_Task description_: Wherever the string "arrow" appears in a line of the listing below, report that line.

_Data extracts_:
○ ○ ○ ○ ○

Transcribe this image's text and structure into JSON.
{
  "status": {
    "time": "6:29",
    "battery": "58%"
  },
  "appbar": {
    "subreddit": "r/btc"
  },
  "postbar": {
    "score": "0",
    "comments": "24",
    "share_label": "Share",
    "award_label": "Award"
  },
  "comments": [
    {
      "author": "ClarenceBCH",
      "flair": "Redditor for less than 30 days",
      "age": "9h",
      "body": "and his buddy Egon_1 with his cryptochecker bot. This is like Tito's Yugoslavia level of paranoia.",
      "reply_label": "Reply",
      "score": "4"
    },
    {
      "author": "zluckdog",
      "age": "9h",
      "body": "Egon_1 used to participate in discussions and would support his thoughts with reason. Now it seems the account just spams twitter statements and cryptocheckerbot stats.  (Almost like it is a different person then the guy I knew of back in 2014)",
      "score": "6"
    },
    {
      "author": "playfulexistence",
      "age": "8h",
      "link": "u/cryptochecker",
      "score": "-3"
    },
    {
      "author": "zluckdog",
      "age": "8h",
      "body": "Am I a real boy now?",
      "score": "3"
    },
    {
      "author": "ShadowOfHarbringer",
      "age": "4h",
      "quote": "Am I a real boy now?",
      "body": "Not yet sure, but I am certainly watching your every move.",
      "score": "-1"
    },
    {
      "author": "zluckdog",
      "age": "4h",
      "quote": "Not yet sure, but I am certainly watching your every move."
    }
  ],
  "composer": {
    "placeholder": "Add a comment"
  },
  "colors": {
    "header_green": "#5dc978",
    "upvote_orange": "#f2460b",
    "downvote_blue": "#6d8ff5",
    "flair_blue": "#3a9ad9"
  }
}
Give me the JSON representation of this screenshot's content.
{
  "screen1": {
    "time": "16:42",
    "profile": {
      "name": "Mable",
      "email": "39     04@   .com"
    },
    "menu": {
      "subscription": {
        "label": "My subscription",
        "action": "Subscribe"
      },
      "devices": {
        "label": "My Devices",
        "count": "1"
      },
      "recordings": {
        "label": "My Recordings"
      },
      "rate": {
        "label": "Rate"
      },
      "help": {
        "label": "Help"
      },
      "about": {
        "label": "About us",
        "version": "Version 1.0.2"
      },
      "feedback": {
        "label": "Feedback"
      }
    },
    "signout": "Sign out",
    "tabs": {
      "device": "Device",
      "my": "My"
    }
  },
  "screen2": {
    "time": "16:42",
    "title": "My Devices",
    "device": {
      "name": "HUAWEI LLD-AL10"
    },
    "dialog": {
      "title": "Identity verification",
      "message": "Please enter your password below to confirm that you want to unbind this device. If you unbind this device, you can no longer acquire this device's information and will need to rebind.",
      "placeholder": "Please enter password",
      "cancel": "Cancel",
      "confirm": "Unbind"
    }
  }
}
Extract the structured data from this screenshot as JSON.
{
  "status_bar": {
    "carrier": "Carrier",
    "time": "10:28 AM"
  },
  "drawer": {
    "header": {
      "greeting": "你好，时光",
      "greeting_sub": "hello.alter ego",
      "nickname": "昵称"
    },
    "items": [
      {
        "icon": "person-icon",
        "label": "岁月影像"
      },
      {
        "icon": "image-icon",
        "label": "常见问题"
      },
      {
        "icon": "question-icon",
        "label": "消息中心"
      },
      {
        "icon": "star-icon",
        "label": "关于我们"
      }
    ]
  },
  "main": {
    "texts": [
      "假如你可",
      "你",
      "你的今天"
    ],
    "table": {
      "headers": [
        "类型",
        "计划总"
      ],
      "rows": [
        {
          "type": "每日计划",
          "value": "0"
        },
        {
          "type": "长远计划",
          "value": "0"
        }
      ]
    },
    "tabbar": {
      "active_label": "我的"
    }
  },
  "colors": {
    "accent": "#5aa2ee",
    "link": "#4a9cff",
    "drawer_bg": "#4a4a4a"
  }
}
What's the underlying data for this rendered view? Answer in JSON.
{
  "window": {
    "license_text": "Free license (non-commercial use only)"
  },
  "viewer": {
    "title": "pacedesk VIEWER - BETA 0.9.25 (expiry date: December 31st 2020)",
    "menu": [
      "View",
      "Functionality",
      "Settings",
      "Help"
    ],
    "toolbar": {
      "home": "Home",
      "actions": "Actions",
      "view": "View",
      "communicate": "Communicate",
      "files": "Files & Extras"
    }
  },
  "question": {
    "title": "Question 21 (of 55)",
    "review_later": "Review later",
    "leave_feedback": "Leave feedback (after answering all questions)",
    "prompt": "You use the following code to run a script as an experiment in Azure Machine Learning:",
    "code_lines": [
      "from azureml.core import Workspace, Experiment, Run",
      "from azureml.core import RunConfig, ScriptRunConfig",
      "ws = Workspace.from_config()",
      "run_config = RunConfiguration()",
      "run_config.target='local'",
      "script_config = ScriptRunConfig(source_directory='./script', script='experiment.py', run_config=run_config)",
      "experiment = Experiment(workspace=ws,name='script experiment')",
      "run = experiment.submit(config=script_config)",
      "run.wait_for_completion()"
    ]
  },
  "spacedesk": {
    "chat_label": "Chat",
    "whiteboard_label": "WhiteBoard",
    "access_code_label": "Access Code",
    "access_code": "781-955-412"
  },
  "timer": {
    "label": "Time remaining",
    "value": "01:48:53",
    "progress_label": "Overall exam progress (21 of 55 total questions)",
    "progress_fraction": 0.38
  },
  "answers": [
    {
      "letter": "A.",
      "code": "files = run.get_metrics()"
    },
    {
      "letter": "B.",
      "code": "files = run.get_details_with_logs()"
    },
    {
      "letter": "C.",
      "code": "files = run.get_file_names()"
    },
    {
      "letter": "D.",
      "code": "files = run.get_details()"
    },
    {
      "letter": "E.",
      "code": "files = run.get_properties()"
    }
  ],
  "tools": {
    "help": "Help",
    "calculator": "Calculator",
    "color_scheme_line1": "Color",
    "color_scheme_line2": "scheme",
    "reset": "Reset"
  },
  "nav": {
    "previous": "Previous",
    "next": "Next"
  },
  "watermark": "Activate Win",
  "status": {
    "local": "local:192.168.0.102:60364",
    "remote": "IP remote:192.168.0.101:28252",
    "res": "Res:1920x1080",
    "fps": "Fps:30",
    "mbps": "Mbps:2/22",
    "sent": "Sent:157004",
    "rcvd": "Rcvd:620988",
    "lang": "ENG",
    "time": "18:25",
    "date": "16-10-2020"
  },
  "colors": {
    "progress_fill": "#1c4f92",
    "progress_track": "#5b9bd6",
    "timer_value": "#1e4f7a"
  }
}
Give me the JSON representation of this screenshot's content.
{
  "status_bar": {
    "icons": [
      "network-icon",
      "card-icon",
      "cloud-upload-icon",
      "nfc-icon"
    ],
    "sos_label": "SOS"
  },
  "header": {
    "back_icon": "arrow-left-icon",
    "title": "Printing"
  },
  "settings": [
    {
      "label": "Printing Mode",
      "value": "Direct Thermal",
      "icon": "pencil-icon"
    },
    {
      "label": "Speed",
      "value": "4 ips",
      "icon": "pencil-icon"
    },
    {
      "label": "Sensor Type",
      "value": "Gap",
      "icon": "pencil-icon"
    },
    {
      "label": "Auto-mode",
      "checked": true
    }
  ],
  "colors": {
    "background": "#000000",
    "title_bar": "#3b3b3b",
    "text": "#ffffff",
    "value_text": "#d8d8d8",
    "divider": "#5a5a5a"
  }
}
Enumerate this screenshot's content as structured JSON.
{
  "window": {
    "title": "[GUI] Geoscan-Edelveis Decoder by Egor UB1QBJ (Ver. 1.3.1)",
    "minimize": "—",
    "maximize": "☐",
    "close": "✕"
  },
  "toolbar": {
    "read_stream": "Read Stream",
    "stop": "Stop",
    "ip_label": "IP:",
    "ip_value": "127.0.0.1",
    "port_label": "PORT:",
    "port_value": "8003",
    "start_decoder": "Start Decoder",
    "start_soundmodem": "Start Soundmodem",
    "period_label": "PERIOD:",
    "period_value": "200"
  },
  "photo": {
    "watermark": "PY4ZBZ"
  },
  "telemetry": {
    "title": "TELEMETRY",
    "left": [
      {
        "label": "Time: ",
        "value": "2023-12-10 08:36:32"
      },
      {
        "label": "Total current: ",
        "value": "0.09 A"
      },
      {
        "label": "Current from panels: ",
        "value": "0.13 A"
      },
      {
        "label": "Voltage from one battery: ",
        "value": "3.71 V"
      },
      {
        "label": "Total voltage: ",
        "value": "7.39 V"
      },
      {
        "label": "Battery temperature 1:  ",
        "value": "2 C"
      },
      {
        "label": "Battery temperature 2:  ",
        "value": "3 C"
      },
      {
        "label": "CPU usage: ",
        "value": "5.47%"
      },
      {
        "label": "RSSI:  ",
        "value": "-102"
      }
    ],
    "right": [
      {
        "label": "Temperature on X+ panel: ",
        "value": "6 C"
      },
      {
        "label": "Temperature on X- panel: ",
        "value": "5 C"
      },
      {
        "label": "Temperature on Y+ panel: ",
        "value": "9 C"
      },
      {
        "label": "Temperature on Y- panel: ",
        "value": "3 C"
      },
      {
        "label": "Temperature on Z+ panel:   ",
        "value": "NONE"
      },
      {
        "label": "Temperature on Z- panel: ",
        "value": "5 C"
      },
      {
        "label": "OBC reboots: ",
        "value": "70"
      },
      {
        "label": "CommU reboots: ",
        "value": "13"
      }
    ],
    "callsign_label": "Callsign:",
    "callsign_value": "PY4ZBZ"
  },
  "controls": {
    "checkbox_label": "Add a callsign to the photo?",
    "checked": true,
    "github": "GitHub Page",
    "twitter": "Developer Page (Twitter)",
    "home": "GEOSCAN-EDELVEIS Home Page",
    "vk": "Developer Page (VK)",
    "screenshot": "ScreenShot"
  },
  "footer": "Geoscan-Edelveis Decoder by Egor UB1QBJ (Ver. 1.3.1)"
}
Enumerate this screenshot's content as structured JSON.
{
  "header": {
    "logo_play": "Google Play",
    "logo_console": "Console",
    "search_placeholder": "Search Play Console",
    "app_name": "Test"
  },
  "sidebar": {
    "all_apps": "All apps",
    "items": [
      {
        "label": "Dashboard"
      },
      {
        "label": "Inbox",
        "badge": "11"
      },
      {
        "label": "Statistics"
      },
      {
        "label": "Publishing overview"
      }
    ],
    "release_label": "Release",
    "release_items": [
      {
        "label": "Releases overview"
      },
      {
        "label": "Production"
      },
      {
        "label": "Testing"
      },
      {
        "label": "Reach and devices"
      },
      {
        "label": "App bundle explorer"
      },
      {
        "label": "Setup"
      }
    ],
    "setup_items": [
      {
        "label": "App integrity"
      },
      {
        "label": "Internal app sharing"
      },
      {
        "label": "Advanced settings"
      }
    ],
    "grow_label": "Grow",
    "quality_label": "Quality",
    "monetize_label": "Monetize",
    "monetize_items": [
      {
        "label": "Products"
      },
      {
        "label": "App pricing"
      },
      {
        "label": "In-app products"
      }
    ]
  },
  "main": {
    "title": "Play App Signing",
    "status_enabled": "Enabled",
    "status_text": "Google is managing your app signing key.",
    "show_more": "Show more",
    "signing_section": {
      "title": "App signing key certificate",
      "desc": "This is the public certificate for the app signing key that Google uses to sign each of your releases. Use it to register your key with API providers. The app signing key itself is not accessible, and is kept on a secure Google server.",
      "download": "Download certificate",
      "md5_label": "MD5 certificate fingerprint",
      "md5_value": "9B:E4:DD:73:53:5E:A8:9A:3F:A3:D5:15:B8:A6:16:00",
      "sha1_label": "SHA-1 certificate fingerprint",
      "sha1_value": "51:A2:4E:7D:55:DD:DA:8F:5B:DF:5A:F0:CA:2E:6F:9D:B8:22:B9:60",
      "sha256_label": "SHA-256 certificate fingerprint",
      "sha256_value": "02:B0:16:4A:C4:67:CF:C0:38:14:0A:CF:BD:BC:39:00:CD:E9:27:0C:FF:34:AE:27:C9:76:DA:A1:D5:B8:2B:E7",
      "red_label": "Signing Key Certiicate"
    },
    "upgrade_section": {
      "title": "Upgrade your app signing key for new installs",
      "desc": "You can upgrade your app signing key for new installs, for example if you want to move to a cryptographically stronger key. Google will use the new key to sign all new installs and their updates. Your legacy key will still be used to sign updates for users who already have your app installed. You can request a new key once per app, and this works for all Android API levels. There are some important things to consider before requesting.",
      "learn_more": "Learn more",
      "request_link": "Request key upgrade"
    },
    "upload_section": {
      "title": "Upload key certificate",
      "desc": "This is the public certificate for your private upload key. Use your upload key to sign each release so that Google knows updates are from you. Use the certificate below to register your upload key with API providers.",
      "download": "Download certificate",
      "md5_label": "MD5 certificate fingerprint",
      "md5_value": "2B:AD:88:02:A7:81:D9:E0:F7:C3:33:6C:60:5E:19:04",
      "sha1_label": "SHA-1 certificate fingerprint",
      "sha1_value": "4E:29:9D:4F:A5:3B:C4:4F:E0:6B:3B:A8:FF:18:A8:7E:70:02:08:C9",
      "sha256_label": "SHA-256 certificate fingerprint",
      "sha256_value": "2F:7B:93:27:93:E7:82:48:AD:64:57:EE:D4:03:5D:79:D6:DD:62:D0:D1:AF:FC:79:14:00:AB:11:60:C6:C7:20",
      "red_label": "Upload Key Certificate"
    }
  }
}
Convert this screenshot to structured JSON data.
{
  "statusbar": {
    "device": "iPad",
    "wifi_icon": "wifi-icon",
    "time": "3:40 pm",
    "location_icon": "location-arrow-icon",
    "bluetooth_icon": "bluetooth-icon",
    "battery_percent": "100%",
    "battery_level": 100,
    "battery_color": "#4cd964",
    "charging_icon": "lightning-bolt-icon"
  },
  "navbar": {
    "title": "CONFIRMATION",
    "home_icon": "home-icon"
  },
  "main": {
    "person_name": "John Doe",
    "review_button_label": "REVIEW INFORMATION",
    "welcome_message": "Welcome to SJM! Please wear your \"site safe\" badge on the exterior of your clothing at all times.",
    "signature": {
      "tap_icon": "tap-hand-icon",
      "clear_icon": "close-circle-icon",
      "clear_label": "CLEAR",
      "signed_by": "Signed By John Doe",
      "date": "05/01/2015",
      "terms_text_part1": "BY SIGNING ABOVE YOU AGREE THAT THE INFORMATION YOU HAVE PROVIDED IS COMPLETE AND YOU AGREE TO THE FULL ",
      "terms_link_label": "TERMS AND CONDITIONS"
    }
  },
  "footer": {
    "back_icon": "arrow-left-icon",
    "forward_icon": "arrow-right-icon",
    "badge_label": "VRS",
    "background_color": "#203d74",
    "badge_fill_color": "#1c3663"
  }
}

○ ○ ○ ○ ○

_Result_:
    "back_icon": "arrow-left-icon",
    "location_icon": "location-arrow-icon",
    "back_icon": "arrow-left-icon",
    "forward_icon": "arrow-right-icon",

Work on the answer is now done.